**Required work**:
Every line of the records that holds the word "phone" should be copied.

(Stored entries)

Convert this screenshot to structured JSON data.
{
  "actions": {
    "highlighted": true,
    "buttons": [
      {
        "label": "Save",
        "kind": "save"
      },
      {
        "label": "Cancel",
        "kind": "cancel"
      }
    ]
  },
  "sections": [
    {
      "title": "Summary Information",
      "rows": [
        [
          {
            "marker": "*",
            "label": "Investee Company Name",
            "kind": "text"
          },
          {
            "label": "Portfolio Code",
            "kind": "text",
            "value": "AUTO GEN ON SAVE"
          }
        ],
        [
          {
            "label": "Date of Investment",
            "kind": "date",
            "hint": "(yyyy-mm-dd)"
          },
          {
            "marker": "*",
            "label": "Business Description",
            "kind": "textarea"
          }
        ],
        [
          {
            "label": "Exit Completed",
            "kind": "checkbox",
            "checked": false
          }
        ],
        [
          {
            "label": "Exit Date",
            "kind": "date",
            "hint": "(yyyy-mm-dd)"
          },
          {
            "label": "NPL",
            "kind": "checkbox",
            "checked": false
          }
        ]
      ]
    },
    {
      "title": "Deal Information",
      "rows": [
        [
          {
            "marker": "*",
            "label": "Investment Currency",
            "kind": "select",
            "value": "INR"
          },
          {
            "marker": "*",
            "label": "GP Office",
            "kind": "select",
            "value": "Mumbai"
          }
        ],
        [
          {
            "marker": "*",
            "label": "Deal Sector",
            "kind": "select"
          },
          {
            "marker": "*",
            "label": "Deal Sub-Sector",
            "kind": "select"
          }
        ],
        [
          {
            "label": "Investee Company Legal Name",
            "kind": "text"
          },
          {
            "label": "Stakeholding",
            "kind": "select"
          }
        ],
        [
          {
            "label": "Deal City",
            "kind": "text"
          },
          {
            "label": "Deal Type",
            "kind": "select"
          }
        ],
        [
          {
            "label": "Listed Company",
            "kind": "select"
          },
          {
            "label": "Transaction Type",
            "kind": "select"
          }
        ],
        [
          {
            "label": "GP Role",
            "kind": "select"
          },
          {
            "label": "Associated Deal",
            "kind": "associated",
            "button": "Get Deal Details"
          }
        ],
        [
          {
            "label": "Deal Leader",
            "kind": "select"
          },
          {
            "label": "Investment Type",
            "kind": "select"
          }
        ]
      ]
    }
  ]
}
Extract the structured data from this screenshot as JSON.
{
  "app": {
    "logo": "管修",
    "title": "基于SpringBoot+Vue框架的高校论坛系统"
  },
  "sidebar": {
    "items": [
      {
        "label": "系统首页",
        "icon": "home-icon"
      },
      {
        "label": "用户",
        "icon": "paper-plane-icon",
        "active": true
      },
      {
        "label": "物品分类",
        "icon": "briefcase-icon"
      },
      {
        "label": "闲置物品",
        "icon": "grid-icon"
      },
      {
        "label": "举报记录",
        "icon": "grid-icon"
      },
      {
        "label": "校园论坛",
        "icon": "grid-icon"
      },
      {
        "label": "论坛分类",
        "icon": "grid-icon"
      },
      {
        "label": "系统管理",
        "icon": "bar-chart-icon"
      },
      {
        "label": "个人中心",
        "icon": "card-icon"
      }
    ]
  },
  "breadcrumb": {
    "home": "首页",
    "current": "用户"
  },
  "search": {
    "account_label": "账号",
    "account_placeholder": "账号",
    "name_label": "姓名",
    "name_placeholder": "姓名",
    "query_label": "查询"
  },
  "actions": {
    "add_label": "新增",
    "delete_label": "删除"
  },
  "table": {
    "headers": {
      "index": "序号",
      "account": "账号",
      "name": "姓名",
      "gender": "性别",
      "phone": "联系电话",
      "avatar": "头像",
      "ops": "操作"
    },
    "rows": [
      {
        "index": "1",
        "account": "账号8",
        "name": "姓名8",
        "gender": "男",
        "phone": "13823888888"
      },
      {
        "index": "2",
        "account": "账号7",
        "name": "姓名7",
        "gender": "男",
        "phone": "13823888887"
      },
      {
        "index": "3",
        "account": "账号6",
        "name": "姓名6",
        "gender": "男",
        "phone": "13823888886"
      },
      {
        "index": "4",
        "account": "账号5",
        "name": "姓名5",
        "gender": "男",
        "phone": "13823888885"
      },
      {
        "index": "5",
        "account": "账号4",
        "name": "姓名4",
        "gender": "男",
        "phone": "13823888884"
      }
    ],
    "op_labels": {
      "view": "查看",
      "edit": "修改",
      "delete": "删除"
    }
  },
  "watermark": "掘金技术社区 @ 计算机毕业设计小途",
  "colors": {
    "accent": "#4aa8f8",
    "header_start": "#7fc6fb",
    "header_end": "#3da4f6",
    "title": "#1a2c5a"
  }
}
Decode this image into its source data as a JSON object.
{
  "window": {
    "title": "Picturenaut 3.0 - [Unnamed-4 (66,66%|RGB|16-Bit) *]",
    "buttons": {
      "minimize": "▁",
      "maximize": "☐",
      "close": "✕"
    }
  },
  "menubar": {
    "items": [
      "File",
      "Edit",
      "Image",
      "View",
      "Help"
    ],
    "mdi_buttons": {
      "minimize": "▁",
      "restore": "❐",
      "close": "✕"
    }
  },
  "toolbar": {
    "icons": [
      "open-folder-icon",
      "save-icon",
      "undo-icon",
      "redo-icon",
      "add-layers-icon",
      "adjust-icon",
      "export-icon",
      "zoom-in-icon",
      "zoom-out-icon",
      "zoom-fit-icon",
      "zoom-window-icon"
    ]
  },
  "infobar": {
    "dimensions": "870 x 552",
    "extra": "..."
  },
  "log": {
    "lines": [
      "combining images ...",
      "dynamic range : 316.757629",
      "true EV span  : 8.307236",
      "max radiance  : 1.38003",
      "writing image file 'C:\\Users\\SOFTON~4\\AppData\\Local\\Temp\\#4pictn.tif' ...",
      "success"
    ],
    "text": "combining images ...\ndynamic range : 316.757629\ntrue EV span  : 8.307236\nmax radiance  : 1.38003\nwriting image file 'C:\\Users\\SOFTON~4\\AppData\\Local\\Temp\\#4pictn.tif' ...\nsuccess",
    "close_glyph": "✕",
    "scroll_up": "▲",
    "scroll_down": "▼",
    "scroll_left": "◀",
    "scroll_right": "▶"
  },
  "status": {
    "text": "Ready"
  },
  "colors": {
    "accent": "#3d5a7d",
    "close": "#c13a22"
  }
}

**Answer to the exercise**:
      "phone": "联系电话",
        "phone": "13823888888"
        "phone": "13823888887"
        "phone": "13823888886"
        "phone": "13823888885"
        "phone": "13823888884"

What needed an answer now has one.